Two cases of non-epileptic opsoclonus presenting as status epilepticus are reported fom the John Radcliffe Hospital, Oxford, UK. Jerking of eyes and limbs were initially explained as suspected encephalitis, and the patients were treated for seizures with anticonvulsants and anesthetic intubation, but without benefit. EEGs showed no epileptic discharges. A diagnosis of opsoclonus myoclonus was made in both cases, and treatment with adrenocorticotropic hormone (40 IU/day) in one and prednisolone (4 mg/kg/day) in the other resulted in rapid resolution of symptoms. No neoplasm or infectious agent was identified, and neither patient has relapsed or shown developmental delay. Video footage of both patients showing florid jerking suggestive of status epilepticus is presented on line. 

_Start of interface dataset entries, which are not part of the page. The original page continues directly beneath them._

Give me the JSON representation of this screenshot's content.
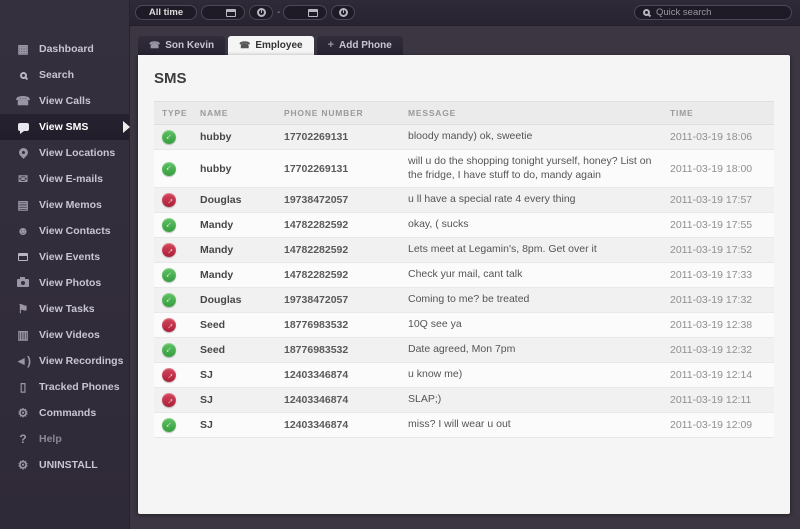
{
  "colors": {
    "incoming_green": "#44ae4d",
    "outgoing_red": "#c22b45",
    "sidebar_bg": "#322d3b",
    "panel_bg": "#f5f5f5"
  },
  "topbar": {
    "time_filter": "All time",
    "range_separator": "-",
    "search_placeholder": "Quick search"
  },
  "sidebar": {
    "items": [
      {
        "label": "Dashboard",
        "icon": "dashboard-grid-icon",
        "active": false
      },
      {
        "label": "Search",
        "icon": "search-icon",
        "active": false
      },
      {
        "label": "View Calls",
        "icon": "phone-icon",
        "active": false
      },
      {
        "label": "View SMS",
        "icon": "sms-bubble-icon",
        "active": true
      },
      {
        "label": "View Locations",
        "icon": "location-pin-icon",
        "active": false
      },
      {
        "label": "View E-mails",
        "icon": "envelope-icon",
        "active": false
      },
      {
        "label": "View Memos",
        "icon": "memo-icon",
        "active": false
      },
      {
        "label": "View Contacts",
        "icon": "contacts-icon",
        "active": false
      },
      {
        "label": "View Events",
        "icon": "calendar-icon",
        "active": false
      },
      {
        "label": "View Photos",
        "icon": "camera-icon",
        "active": false
      },
      {
        "label": "View Tasks",
        "icon": "flag-icon",
        "active": false
      },
      {
        "label": "View Videos",
        "icon": "film-icon",
        "active": false
      },
      {
        "label": "View Recordings",
        "icon": "speaker-icon",
        "active": false
      },
      {
        "label": "Tracked Phones",
        "icon": "mobile-phone-icon",
        "active": false
      },
      {
        "label": "Commands",
        "icon": "gear-icon",
        "active": false
      },
      {
        "label": "Help",
        "icon": "help-icon",
        "active": false,
        "muted": true
      },
      {
        "label": "UNINSTALL",
        "icon": "uninstall-gear-icon",
        "active": false
      }
    ]
  },
  "tabs": [
    {
      "label": "Son Kevin",
      "icon": "phone-icon",
      "active": false
    },
    {
      "label": "Employee",
      "icon": "phone-icon",
      "active": true
    },
    {
      "label": "Add Phone",
      "icon": "plus-icon",
      "active": false
    }
  ],
  "main": {
    "title": "SMS",
    "table": {
      "columns": [
        "TYPE",
        "NAME",
        "PHONE NUMBER",
        "MESSAGE",
        "TIME"
      ],
      "rows": [
        {
          "type": "incoming",
          "name": "hubby",
          "phone": "17702269131",
          "message": "bloody mandy) ok, sweetie",
          "time": "2011-03-19 18:06"
        },
        {
          "type": "incoming",
          "name": "hubby",
          "phone": "17702269131",
          "message": "will u do the shopping tonight yurself, honey? List on the fridge, I have stuff to do, mandy again",
          "time": "2011-03-19 18:00"
        },
        {
          "type": "outgoing",
          "name": "Douglas",
          "phone": "19738472057",
          "message": "u ll have a special rate 4 every thing",
          "time": "2011-03-19 17:57"
        },
        {
          "type": "incoming",
          "name": "Mandy",
          "phone": "14782282592",
          "message": "okay, ( sucks",
          "time": "2011-03-19 17:55"
        },
        {
          "type": "outgoing",
          "name": "Mandy",
          "phone": "14782282592",
          "message": "Lets meet at Legamin's, 8pm. Get over it",
          "time": "2011-03-19 17:52"
        },
        {
          "type": "incoming",
          "name": "Mandy",
          "phone": "14782282592",
          "message": "Check yur mail, cant talk",
          "time": "2011-03-19 17:33"
        },
        {
          "type": "incoming",
          "name": "Douglas",
          "phone": "19738472057",
          "message": "Coming to me? be treated",
          "time": "2011-03-19 17:32"
        },
        {
          "type": "outgoing",
          "name": "Seed",
          "phone": "18776983532",
          "message": "10Q see ya",
          "time": "2011-03-19 12:38"
        },
        {
          "type": "incoming",
          "name": "Seed",
          "phone": "18776983532",
          "message": "Date agreed, Mon 7pm",
          "time": "2011-03-19 12:32"
        },
        {
          "type": "outgoing",
          "name": "SJ",
          "phone": "12403346874",
          "message": "u know me)",
          "time": "2011-03-19 12:14"
        },
        {
          "type": "outgoing",
          "name": "SJ",
          "phone": "12403346874",
          "message": "SLAP;)",
          "time": "2011-03-19 12:11"
        },
        {
          "type": "incoming",
          "name": "SJ",
          "phone": "12403346874",
          "message": "miss? I will wear u out",
          "time": "2011-03-19 12:09"
        }
      ]
    }
  }
}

COMMENT. The electroencephalogram is indispensable in the distinction of non-epileptic paroxysmal disorders from epileptic seizures and in the diagnosis of nonconvulsive status epilepticus and an encephalopathic process. 
Outcome of opsoclonus-myoclonus studied in 11 patients at Children’s Memorial Hospital, Chicago found that 9 of 10 treated with ACTH had recurrence of symptoms during a gradual withdrawal of ACTH; prednisone in one patient was ineffective in controlling opsoclonus-myoclonus. Eight had developmental delay with motor incoordination and speech delay (7 with neuroblastoma and 1 without). Tumor removal did not improve symptoms. One of 8 with tumor and 2 of 3 with no tumor had normal neurologic development.